A set of thank you note cards is always a useful gift, especially a set suitable for a child to give, but even better if they can embellish the cards themselves. Fortunately this week's FREE design of the Week is a printable thank you card. I made a gift box including a set of cards, and envelopes and a sheet of stickers that can be used to decorate the cards.
In this post I will show you how to quickly make a batch of cards, the presentation box and a full
tutorial on how to make the set of stickers from pattered paper using your scanner and PixScan™ mat.
Heavy-weight Plain Coloured Cardstock (for box & card bases)
Double Sided Adhesive Sheets
Now if you are in a tearing hurry you can just print off the cards with registration marks, one to a sheet of A4 cardstock and cut them out with your Silhouette. The pieces are customisable so you could fill the card background with any colour or even a pattern and change the colour of the lettering to suit.
However, my printer won't take heavy-weight cardstock and I prefer a more layered look to my cards (but without too much additional effort). I decided to make a set of four cards using these parts:
- White card base
- Patterned paper front
- Vellum panel
- Sentiment in white vinyl
The file contains the card base, and the pattered panel is made by using the knife tool to cut the card base along the centre fold line.
The vellum panel is made by reducing the size of the pattered panel using one of the corner drag handles.
I decided to cut the sentiment from white vinyl, but it needed a little editing first.
When I turned on the cut settings, I could see that the letters were separate from each other and needed welding before sending to cut. The flourishes were single lines, so to make them into cuttable shapes, I created an offset for each of a similar thickness to the lettering. Firstly I reduced the line width (beige part) to zero, and then created an offset for each of 0.03", removing the original lines.
Once all the pieces were cut, assembly was straight forward, with each printed panel aligned to a card front, and the vellum panel applied on top (small pieces of double-sided adhesive tape were hidden behind the loops on the letters to secure the vellum). The vinyl sentiments were weeded using the hook tool and then the sentiment transferred to the velum with transfer paper.
The box was simply cut, folded and assembled, with the decorative panels added, cut from patterned paper.
To make the stickers I used pattered paper, the PixScan™ Mat and (my new discovery) double sided adhesive sheets. The PixScan™ feature allows printed images to be used which have not originated from the Silhouette Studio® software. The PixScan™ mat provides cut lines at the image’s actual size (or with a margin if an offset border is required). The use of the double sided sticker sheet, adhered to the printed images prior to cutting, transforms those images into stickers!
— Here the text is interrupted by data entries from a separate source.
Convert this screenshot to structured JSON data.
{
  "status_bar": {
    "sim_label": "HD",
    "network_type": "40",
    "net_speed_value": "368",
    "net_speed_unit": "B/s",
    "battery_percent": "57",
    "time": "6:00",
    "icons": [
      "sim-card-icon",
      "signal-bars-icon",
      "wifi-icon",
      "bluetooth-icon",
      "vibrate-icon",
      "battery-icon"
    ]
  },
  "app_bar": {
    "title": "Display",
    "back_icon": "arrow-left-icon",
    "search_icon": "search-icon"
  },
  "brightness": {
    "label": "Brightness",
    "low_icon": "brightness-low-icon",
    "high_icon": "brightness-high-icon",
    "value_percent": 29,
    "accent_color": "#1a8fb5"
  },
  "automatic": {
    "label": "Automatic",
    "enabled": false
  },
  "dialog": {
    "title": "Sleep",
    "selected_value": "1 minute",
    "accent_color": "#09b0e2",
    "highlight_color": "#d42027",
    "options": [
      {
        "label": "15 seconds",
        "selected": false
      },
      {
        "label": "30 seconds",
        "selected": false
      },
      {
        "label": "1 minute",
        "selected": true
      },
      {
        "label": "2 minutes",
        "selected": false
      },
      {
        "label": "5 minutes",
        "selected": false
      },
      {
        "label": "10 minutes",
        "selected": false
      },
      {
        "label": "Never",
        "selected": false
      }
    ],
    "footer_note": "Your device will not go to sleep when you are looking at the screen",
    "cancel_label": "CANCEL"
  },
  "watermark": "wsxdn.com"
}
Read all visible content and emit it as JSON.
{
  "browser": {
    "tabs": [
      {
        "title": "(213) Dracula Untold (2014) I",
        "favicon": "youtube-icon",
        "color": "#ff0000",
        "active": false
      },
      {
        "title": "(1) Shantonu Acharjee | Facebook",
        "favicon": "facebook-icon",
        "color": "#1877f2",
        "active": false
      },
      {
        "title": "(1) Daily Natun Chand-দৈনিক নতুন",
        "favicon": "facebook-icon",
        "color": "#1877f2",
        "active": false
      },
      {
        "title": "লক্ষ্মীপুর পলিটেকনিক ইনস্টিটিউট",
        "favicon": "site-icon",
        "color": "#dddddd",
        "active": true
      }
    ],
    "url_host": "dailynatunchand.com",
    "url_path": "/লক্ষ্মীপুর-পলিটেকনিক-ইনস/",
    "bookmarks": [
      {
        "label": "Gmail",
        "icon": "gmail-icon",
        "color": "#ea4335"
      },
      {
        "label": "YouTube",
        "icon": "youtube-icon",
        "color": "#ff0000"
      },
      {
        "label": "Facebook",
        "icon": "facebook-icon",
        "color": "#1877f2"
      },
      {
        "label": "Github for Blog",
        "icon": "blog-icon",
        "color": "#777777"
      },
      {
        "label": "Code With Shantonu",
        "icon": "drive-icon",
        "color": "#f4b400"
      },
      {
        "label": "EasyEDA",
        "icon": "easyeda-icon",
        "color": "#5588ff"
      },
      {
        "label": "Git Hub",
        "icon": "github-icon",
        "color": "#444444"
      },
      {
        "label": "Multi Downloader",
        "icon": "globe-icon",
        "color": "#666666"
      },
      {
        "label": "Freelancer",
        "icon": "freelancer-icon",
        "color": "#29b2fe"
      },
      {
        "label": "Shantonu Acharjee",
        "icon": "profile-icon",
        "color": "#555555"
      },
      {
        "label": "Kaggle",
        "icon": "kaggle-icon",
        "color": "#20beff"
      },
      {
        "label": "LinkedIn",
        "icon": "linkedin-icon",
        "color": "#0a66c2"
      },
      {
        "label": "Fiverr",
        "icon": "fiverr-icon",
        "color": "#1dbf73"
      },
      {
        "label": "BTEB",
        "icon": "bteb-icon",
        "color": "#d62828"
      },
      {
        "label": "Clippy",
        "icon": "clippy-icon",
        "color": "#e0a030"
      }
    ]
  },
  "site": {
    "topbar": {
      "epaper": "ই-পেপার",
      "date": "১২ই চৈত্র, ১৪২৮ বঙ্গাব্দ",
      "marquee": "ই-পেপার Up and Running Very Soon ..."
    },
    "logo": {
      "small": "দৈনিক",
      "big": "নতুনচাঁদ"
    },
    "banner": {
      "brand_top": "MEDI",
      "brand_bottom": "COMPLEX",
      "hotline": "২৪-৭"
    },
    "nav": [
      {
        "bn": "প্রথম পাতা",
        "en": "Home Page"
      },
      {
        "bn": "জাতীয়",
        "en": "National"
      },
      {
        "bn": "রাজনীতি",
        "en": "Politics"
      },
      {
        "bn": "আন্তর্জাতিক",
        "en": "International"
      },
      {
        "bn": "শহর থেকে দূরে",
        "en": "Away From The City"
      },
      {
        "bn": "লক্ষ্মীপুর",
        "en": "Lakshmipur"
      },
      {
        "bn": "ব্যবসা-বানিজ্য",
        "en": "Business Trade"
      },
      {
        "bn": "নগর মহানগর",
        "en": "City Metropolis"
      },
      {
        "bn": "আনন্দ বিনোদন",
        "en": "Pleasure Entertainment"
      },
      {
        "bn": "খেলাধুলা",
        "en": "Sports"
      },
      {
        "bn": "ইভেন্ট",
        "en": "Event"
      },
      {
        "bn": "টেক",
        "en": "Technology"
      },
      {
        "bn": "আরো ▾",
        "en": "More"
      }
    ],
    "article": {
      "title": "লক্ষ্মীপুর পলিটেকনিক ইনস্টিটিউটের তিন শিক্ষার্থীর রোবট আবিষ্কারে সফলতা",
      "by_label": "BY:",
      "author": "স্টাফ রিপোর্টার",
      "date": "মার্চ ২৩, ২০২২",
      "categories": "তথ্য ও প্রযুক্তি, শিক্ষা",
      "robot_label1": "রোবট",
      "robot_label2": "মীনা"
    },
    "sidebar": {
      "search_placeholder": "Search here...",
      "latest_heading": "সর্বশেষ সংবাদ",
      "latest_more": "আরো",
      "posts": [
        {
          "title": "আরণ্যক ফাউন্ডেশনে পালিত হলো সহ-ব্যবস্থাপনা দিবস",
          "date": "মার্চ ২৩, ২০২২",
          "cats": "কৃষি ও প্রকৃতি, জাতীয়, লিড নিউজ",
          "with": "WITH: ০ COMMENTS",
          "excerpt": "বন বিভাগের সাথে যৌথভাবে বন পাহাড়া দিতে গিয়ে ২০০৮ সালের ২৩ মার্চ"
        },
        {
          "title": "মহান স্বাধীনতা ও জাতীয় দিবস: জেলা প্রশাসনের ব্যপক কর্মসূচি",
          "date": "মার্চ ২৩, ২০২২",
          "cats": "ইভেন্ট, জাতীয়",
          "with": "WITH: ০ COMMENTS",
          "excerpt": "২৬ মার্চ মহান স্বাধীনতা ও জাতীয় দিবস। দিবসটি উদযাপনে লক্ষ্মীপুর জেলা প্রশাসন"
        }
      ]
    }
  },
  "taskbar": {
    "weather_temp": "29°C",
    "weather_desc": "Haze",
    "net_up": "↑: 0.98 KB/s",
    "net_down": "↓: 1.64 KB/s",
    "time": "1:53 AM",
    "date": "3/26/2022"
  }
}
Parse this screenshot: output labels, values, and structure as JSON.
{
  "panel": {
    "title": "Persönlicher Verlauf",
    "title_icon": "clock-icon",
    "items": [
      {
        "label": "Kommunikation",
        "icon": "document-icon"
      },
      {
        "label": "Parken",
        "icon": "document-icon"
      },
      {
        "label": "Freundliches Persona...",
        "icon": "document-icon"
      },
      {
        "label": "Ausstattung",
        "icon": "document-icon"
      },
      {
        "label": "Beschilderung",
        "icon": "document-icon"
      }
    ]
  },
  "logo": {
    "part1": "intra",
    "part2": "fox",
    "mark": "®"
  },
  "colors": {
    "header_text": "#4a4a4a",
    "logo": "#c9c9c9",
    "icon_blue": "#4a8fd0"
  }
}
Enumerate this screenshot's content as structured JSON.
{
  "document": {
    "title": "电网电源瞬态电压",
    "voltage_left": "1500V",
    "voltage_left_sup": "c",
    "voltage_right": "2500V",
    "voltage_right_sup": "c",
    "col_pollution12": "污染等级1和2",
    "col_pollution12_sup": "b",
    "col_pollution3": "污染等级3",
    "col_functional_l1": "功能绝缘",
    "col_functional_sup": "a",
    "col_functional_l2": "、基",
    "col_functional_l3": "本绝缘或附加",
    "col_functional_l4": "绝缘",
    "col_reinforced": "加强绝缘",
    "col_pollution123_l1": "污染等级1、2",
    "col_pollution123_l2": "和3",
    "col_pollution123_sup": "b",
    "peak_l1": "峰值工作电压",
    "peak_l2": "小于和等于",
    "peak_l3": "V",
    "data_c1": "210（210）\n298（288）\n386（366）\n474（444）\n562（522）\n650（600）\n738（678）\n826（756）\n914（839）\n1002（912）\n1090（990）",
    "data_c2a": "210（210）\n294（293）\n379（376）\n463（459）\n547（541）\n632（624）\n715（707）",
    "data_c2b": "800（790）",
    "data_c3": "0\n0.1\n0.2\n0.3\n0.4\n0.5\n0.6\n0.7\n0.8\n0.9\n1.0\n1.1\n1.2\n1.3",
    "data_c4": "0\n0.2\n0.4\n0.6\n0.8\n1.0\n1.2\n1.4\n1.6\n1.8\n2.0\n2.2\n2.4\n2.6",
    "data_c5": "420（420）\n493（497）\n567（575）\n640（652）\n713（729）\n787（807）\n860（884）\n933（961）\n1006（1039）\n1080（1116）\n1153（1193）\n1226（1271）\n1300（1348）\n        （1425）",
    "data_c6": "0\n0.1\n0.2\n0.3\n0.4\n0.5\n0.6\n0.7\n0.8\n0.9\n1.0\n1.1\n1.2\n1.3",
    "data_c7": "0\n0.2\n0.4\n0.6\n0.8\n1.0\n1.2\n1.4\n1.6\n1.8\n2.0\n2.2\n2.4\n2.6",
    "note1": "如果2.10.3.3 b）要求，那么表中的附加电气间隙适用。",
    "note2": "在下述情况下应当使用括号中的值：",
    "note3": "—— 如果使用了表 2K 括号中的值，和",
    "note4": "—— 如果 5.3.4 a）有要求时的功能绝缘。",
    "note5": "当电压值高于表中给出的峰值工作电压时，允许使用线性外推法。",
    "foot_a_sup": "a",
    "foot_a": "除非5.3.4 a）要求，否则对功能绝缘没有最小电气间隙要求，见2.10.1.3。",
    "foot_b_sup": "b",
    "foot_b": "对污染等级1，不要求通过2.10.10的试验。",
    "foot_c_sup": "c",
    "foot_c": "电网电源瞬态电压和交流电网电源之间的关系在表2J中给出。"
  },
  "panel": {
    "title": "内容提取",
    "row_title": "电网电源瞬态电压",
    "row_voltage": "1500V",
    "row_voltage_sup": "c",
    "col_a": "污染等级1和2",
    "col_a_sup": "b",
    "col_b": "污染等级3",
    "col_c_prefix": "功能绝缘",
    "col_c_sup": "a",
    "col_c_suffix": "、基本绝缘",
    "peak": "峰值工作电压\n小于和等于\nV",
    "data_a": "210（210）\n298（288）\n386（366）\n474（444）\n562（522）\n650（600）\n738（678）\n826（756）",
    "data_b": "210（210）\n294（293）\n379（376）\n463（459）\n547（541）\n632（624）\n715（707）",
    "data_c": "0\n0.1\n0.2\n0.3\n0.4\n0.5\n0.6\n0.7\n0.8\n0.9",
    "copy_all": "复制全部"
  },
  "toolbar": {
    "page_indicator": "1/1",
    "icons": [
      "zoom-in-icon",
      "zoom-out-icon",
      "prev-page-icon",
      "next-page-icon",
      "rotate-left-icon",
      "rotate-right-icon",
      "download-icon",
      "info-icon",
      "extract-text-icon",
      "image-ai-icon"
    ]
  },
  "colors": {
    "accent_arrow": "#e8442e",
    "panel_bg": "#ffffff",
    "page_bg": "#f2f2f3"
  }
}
The images from the printed paper can be imported into the software using a camera or a scanner. I always use my scanner, part of my regular all-in-one office printer as my phone has a rubbish camera.
These are the steps involved.
Remove either the white or the yellow layer from a double sided sheet. It is easier to remove the yellow layer, but if you leave the yellow one on, it is easier to remove the stickers later. Smooth your patterned paper onto the sticker sheet. N.B. These pics show the yellow layer removed.
Place the two papers onto the PixScan™ mat ensuring that the whole sheet is within the mat’s cutting area shown by the black line border on the mat.
Click on the PixScan™ Icon in the Silhouette Studio® software. Select 'Import from Scanner'.
Place the image on the PixScan™ mat face down onto the scanner.
Select your scanner from the drop-down list and click Import PixScan™ Image. It is likely that
the PixScan™ mat will be larger than the scanner. If so, you can scan in two passes and the software will knit the images together properly. If you find this confusing, watch Brian from Graphtec GB's video Silhouette Studio® - PixScan with a Scanner. I find that I sometimes need to scan several times, alternating the orientation of the mat each time, until both are read in.
Once the whole image is displayed on your computer screen you can create the cut lines. Open the Trace Window, click Trace Area and drag the trace box around around the images. Then untick the High Pass Filter and drag the threshold slider until the individual images are JUST filled entirely with yellow and click Trace Outer Edge. Just slightly more than in the picture below.
STEP 6: (optional)
If you'd like a white border around your images create a small offset around the images and delete the original cut lines. Delete any unwanted cut lines by releasing the compound path and selecting any stray cut lines or dots and delete.
Once you are happy with the cut lines feed the PixScan™ mat, with papers attached, into your cutter. Set cut settings appropriate to your pattered paper and sticker paper mix (a test cut is advisable).
Once cut, you'll be able to place a selection of the stickers onto a piece of the the waste sticker backing paper cut to fit inside the box lid. Add a few extra to the lid front.
Now you'll have a great gift for a child, or if you change up the designs make a kit for a friend. Whichever your preference, I hope you have fun with your PixScan™ mat and make a whole host of stickers - do share your makes!